(Items from an interface collection)
-*-*-

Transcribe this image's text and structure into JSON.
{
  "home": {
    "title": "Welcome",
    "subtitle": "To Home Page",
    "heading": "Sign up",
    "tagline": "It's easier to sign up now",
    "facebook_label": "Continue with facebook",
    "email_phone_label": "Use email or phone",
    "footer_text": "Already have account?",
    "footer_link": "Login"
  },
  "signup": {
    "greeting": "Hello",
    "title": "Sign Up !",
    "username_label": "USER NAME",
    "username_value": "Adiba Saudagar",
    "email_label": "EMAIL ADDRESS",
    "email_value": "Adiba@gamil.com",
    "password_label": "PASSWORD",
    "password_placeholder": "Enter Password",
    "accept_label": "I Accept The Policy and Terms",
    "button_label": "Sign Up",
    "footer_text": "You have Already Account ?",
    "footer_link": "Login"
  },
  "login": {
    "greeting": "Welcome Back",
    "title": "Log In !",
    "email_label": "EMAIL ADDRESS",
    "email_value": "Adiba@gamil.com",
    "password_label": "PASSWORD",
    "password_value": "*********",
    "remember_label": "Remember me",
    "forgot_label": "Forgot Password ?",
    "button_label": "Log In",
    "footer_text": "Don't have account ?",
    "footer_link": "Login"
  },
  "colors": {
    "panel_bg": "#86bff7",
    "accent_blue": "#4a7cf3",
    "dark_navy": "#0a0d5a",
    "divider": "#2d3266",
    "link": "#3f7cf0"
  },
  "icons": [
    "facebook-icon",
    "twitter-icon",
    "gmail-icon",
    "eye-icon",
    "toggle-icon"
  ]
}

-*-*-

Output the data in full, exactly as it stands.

### SOLUTION TO THE PROBLEM
Transcribe this image's text and structure into JSON.
{
  "home": {
    "title": "Welcome",
    "subtitle": "To Home Page",
    "heading": "Sign up",
    "tagline": "It's easier to sign up now",
    "facebook_label": "Continue with facebook",
    "email_phone_label": "Use email or phone",
    "footer_text": "Already have account?",
    "footer_link": "Login"
  },
  "signup": {
    "greeting": "Hello",
    "title": "Sign Up !",
    "username_label": "USER NAME",
    "username_value": "Adiba Saudagar",
    "email_label": "EMAIL ADDRESS",
    "email_value": "Adiba@gamil.com",
    "password_label": "PASSWORD",
    "password_placeholder": "Enter Password",
    "accept_label": "I Accept The Policy and Terms",
    "button_label": "Sign Up",
    "footer_text": "You have Already Account ?",
    "footer_link": "Login"
  },
  "login": {
    "greeting": "Welcome Back",
    "title": "Log In !",
    "email_label": "EMAIL ADDRESS",
    "email_value": "Adiba@gamil.com",
    "password_label": "PASSWORD",
    "password_value": "*********",
    "remember_label": "Remember me",
    "forgot_label": "Forgot Password ?",
    "button_label": "Log In",
    "footer_text": "Don't have account ?",
    "footer_link": "Login"
  },
  "colors": {
    "panel_bg": "#86bff7",
    "accent_blue": "#4a7cf3",
    "dark_navy": "#0a0d5a",
    "divider": "#2d3266",
    "link": "#3f7cf0"
  },
  "icons": [
    "facebook-icon",
    "twitter-icon",
    "gmail-icon",
    "eye-icon",
    "toggle-icon"
  ]
}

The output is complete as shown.